Oil prices tumbled for a fourth consecutive day early on Wednesday, as the coronavirus continues to claim lives in Italy and spreads to the Middle East, while U.S. health officials warned that the outbreak is likely to become a pandemic.
At 8:47 a.m. EST on Wednesday, WTI Crude had slumped to below US$50 a barrel, trading down 1.34 percent at US$49.23. The U.S. oil benchmark hit its lowest level in more than a year—since January 2019. Brent Crude was trading below the US$55 mark: the price was down 1.57 percent at US$53.42.
Oil and equity markets took another hit on Wednesday as fears of a global pandemic battering economies and oil demand further intensified. Italy, the worst-hit country outside Asia, had reported 11 deaths from the coronavirus as of early Wednesday, with more than 300 people infected, including children.
Other European countries also started reporting cases of coronavirus infections of people who had visited Italy. Switzerland, Austria, and Croatia, all three bordering Italy to the north and northeast, reported their first coronavirus cases.
The virus spread to the Middle East, too. As of Wednesday, Kuwait had reported 25 cases of coronavirus infections, after confirming 13 new infections today, and all new cases were of people infected after visiting Iran, Gulf News reported.
U.S. health officials said on Tuesday that the coronavirus outbreak is leading to a global pandemic. Related: Oil Tanks On Fears Of Global Economic Crisis

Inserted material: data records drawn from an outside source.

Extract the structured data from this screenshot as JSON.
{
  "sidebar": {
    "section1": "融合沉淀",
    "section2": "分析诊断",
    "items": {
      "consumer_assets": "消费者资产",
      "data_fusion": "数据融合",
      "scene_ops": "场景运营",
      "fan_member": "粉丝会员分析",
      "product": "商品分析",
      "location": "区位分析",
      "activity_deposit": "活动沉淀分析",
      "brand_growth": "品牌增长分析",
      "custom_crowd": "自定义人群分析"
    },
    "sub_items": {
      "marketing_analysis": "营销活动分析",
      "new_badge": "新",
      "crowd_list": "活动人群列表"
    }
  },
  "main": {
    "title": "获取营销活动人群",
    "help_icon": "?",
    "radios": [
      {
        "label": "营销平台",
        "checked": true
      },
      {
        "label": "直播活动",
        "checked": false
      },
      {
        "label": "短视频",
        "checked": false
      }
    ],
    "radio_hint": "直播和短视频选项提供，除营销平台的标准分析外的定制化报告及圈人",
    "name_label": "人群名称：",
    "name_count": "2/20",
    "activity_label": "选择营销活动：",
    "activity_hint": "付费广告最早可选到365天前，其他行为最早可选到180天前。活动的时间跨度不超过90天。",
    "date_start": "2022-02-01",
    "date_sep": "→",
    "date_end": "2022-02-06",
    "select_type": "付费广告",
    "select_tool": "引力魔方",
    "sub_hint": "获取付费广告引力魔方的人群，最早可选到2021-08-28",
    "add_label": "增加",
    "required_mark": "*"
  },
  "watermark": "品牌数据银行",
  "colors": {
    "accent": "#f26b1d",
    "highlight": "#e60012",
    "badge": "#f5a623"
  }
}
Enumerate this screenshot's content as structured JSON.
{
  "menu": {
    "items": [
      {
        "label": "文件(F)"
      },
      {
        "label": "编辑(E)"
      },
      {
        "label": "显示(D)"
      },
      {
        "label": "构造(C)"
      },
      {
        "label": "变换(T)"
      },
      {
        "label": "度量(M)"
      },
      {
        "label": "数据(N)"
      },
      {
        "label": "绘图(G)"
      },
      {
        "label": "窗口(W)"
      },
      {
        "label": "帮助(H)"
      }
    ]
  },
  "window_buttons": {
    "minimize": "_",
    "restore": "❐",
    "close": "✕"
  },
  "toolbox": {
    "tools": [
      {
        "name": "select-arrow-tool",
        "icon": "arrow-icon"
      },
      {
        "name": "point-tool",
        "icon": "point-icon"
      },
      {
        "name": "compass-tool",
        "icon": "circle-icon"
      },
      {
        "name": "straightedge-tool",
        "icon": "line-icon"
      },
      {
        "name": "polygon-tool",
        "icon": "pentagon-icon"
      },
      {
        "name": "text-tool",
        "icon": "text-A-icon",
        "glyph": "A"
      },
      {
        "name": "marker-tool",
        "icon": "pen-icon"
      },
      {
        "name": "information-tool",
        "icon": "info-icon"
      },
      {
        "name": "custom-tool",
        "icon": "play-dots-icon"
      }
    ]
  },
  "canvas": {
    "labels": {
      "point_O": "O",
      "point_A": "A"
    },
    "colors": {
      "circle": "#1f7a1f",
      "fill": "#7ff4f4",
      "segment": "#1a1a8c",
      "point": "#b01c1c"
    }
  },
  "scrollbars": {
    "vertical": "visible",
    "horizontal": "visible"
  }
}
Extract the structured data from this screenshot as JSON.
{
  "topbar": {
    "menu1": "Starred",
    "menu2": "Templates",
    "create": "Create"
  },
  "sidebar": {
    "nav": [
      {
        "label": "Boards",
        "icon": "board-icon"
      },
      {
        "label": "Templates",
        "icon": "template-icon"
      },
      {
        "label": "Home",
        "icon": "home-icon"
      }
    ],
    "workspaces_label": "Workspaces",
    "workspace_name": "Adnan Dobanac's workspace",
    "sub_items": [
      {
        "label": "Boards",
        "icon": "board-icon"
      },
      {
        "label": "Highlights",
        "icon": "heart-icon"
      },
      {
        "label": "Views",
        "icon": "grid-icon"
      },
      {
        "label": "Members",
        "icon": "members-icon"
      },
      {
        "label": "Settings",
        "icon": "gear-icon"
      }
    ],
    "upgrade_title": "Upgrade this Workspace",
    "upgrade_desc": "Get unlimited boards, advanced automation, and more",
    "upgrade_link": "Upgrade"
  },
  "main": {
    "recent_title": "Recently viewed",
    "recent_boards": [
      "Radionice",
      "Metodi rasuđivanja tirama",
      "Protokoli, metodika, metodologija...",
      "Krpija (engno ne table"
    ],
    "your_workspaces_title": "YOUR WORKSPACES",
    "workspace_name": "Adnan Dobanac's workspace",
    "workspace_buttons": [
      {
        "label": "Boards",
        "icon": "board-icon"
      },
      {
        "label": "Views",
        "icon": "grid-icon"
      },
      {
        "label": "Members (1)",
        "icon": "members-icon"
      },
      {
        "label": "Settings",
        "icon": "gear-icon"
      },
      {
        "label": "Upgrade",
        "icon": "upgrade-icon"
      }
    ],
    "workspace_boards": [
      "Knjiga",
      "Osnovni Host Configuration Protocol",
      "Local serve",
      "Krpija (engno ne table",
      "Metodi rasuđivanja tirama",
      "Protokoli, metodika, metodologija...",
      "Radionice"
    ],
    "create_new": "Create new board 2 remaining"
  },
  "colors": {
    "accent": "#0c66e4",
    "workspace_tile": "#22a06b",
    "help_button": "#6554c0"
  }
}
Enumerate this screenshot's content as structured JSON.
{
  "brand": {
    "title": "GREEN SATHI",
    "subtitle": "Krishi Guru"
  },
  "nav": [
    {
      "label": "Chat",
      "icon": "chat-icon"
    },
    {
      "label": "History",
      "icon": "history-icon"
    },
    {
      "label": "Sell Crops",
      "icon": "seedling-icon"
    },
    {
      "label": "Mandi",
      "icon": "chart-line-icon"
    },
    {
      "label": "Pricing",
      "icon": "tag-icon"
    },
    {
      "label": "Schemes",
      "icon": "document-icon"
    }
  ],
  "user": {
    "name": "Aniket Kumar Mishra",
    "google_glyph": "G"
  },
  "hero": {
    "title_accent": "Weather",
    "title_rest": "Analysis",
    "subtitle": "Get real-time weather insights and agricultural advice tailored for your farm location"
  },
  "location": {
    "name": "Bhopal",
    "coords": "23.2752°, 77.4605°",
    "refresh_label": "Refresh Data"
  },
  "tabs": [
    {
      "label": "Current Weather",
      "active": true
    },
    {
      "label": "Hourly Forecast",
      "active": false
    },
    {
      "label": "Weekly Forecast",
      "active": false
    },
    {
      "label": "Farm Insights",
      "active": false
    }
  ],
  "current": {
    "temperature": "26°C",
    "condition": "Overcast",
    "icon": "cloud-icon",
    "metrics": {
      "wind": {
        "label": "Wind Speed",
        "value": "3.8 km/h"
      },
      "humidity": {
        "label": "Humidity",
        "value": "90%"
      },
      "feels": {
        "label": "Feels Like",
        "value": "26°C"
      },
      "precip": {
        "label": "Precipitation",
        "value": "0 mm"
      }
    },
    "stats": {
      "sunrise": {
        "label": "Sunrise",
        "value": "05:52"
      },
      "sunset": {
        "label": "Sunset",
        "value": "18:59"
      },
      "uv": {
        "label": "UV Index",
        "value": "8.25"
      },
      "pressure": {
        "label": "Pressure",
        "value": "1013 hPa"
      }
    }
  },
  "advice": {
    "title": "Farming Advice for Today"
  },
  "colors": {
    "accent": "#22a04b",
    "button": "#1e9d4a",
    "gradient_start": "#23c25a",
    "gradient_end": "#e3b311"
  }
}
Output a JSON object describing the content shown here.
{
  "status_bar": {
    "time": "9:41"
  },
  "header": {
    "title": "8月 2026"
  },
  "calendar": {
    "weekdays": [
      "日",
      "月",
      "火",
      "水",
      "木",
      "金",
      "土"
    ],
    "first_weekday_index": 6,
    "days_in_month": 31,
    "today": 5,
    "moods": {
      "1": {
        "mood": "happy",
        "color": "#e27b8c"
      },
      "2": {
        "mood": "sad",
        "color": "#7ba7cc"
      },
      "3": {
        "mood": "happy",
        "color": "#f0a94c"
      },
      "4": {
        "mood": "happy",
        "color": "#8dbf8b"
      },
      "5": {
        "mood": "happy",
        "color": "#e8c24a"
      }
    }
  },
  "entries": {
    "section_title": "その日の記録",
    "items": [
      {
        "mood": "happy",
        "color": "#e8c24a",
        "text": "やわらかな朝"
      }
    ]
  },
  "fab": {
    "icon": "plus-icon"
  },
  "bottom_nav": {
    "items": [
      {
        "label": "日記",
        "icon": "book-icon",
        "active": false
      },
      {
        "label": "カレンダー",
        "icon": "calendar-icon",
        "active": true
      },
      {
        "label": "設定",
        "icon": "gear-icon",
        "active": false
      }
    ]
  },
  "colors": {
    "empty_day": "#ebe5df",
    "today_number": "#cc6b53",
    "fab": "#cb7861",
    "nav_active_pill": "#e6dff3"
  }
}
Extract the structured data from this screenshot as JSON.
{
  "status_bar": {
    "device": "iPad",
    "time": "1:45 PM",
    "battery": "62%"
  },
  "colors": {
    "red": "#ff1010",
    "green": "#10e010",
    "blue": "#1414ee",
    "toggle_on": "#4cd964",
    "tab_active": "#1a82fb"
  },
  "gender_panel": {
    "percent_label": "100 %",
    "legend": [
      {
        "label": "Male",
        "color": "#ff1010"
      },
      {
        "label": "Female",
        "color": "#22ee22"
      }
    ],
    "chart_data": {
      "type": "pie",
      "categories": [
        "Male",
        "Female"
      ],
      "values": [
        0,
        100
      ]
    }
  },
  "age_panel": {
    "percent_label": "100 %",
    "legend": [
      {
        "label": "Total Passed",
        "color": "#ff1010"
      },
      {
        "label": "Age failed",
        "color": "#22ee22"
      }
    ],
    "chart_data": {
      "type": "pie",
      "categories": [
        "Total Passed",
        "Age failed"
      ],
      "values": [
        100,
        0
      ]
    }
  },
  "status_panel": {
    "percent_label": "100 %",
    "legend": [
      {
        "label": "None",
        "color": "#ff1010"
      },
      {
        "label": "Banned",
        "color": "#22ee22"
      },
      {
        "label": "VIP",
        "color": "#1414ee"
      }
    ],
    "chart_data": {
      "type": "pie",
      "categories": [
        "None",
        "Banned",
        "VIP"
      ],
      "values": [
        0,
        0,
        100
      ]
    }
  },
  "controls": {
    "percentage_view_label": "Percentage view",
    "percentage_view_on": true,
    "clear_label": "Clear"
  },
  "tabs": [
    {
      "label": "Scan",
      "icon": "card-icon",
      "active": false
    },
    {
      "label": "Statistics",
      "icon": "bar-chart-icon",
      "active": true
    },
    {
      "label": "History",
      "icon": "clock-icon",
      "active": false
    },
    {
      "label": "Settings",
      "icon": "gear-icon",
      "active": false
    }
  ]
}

“Current global circumstances suggest it’s likely this virus will cause a pandemic,” Anne Schuchat, principal deputy director of the CDC, said at a news conference on Tuesday, but noted that the immediate risk to the U.S. remains low.
The heightened fear of a global pandemic is heavily hitting equity and oil markets and all risk assets this week, while the head of the International Energy Agency (IEA) said on Tuesday that the agency could additionally trim its oil demand growth projections due to the coronavirus outbreak.
The slump in oil prices comes a week before OPEC and its Russia-led allies are set to discuss how to handle the situation with the depressed demand.
“We continue to hold the view that OPEC+ will need to extend current cuts, along with current Saudi over-compliance through until at least the end of June,” ING strategists Warren Patterson and Wenyu Yao said on Wednesday.
By Tsvetana Paraskova for Oilprice.com
More Top Reads From Oilprice.com:
- Shale Decline Inevitable As Oil Prices Crash
- Big Money Still Loves Oil & Gas
- Oil Is Now More Volatile Than Bitcoin